Action item ▸ Repeat all the records exactly, omitting pictures.

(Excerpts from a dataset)
══════════════════════════════

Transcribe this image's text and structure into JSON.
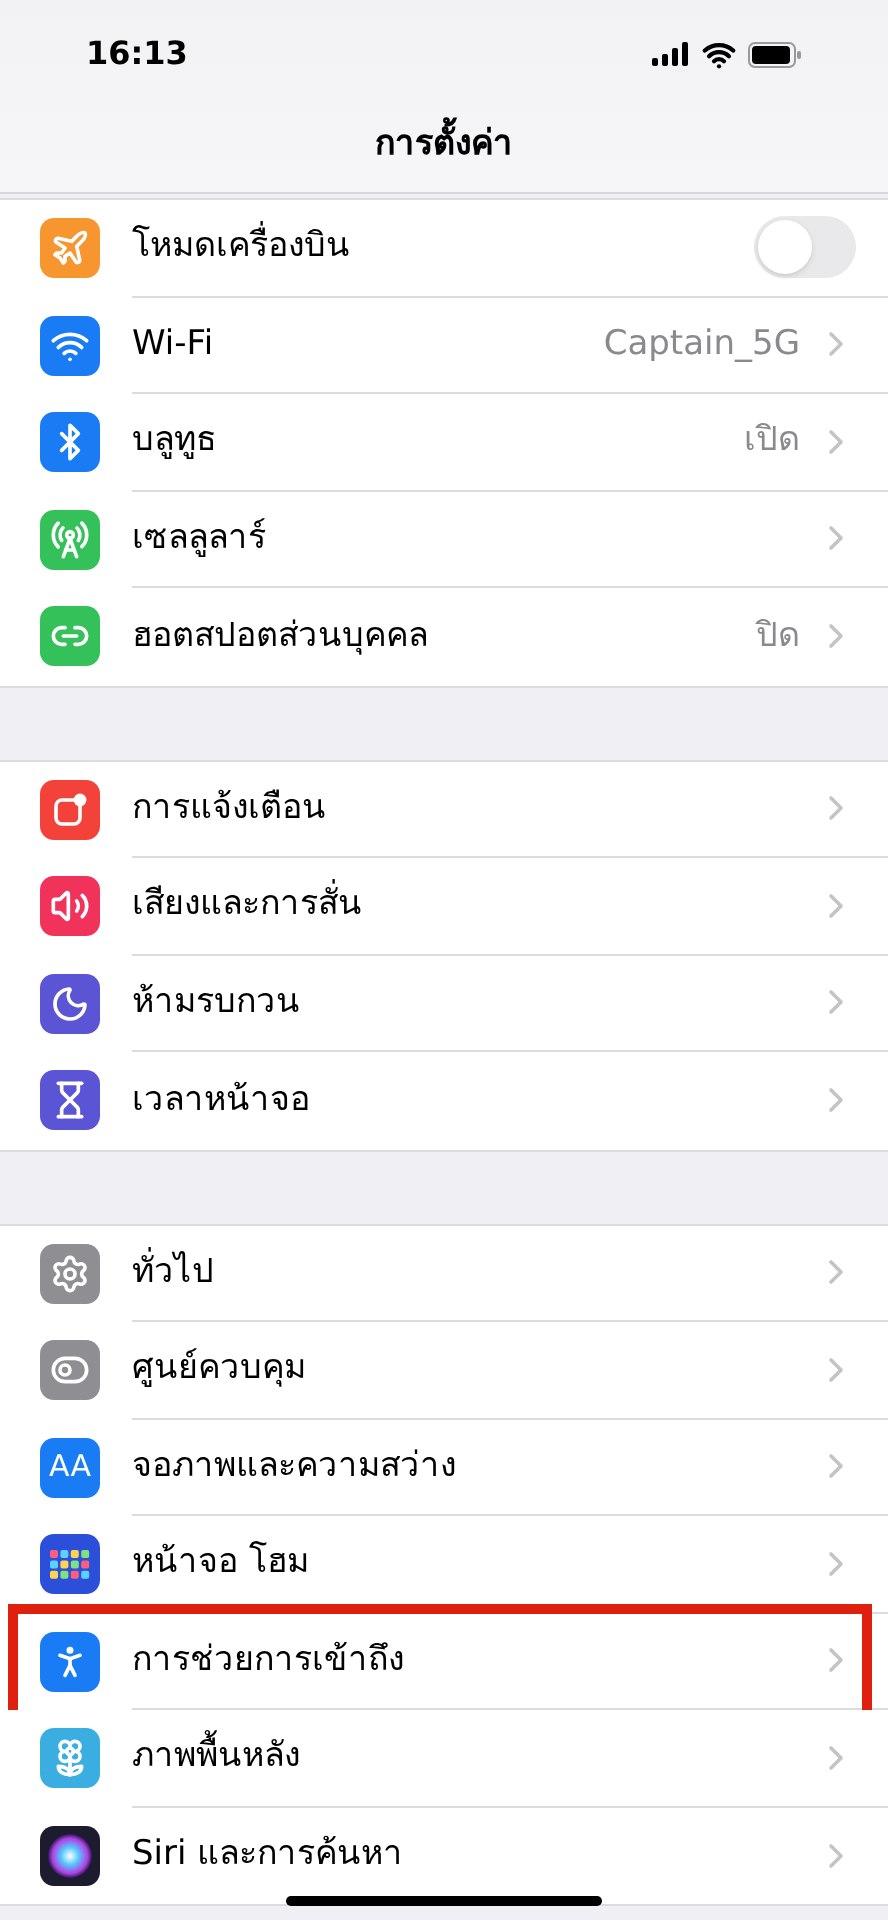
{
  "status_bar": {
    "time": "16:13"
  },
  "nav": {
    "title": "การตั้งค่า"
  },
  "groups": [
    {
      "items": [
        {
          "color": "#f7962f",
          "label": "โหมดเครื่องบิน",
          "kind": "toggle",
          "on": false,
          "highlighted": false
        },
        {
          "color": "#1a7cf5",
          "label": "Wi-Fi",
          "value": "Captain_5G",
          "kind": "link",
          "highlighted": false
        },
        {
          "color": "#1a7cf5",
          "label": "บลูทูธ",
          "value": "เปิด",
          "kind": "link",
          "highlighted": false
        },
        {
          "color": "#34c15a",
          "label": "เซลลูลาร์",
          "kind": "link",
          "highlighted": false
        },
        {
          "color": "#34c15a",
          "label": "ฮอตสปอตส่วนบุคคล",
          "value": "ปิด",
          "kind": "link",
          "highlighted": false
        }
      ]
    },
    {
      "items": [
        {
          "color": "#f2423a",
          "label": "การแจ้งเตือน",
          "kind": "link",
          "highlighted": false
        },
        {
          "color": "#f1325a",
          "label": "เสียงและการสั่น",
          "kind": "link",
          "highlighted": false
        },
        {
          "color": "#5b55d6",
          "label": "ห้ามรบกวน",
          "kind": "link",
          "highlighted": false
        },
        {
          "color": "#5b55d6",
          "label": "เวลาหน้าจอ",
          "kind": "link",
          "highlighted": false
        }
      ]
    },
    {
      "items": [
        {
          "color": "#8e8e93",
          "label": "ทั่วไป",
          "kind": "link",
          "highlighted": false
        },
        {
          "color": "#8e8e93",
          "label": "ศูนย์ควบคุม",
          "kind": "link",
          "highlighted": false
        },
        {
          "icon_text": "AA",
          "color": "#1a7cf5",
          "label": "จอภาพและความสว่าง",
          "kind": "link",
          "highlighted": false
        },
        {
          "color": "#2b4fd8",
          "label": "หน้าจอ โฮม",
          "kind": "link",
          "highlighted": false
        },
        {
          "color": "#1a7cf5",
          "label": "การช่วยการเข้าถึง",
          "kind": "link",
          "highlighted": true
        },
        {
          "color": "#3aaee0",
          "label": "ภาพพื้นหลัง",
          "kind": "link",
          "highlighted": false
        },
        {
          "color": "#1c1c2e",
          "label": "Siri และการค้นหา",
          "kind": "link",
          "highlighted": false
        }
      ]
    }
  ]
}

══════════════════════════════

Solution ▸
Transcribe this image's text and structure into JSON.
{
  "status_bar": {
    "time": "16:13"
  },
  "nav": {
    "title": "การตั้งค่า"
  },
  "groups": [
    {
      "items": [
        {
          "color": "#f7962f",
          "label": "โหมดเครื่องบิน",
          "kind": "toggle",
          "on": false,
          "highlighted": false
        },
        {
          "color": "#1a7cf5",
          "label": "Wi-Fi",
          "value": "Captain_5G",
          "kind": "link",
          "highlighted": false
        },
        {
          "color": "#1a7cf5",
          "label": "บลูทูธ",
          "value": "เปิด",
          "kind": "link",
          "highlighted": false
        },
        {
          "color": "#34c15a",
          "label": "เซลลูลาร์",
          "kind": "link",
          "highlighted": false
        },
        {
          "color": "#34c15a",
          "label": "ฮอตสปอตส่วนบุคคล",
          "value": "ปิด",
          "kind": "link",
          "highlighted": false
        }
      ]
    },
    {
      "items": [
        {
          "color": "#f2423a",
          "label": "การแจ้งเตือน",
          "kind": "link",
          "highlighted": false
        },
        {
          "color": "#f1325a",
          "label": "เสียงและการสั่น",
          "kind": "link",
          "highlighted": false
        },
        {
          "color": "#5b55d6",
          "label": "ห้ามรบกวน",
          "kind": "link",
          "highlighted": false
        },
        {
          "color": "#5b55d6",
          "label": "เวลาหน้าจอ",
          "kind": "link",
          "highlighted": false
        }
      ]
    },
    {
      "items": [
        {
          "color": "#8e8e93",
          "label": "ทั่วไป",
          "kind": "link",
          "highlighted": false
        },
        {
          "color": "#8e8e93",
          "label": "ศูนย์ควบคุม",
          "kind": "link",
          "highlighted": false
        },
        {
          "icon_text": "AA",
          "color": "#1a7cf5",
          "label": "จอภาพและความสว่าง",
          "kind": "link",
          "highlighted": false
        },
        {
          "color": "#2b4fd8",
          "label": "หน้าจอ โฮม",
          "kind": "link",
          "highlighted": false
        },
        {
          "color": "#1a7cf5",
          "label": "การช่วยการเข้าถึง",
          "kind": "link",
          "highlighted": true
        },
        {
          "color": "#3aaee0",
          "label": "ภาพพื้นหลัง",
          "kind": "link",
          "highlighted": false
        },
        {
          "color": "#1c1c2e",
          "label": "Siri และการค้นหา",
          "kind": "link",
          "highlighted": false
        }
      ]
    }
  ]
}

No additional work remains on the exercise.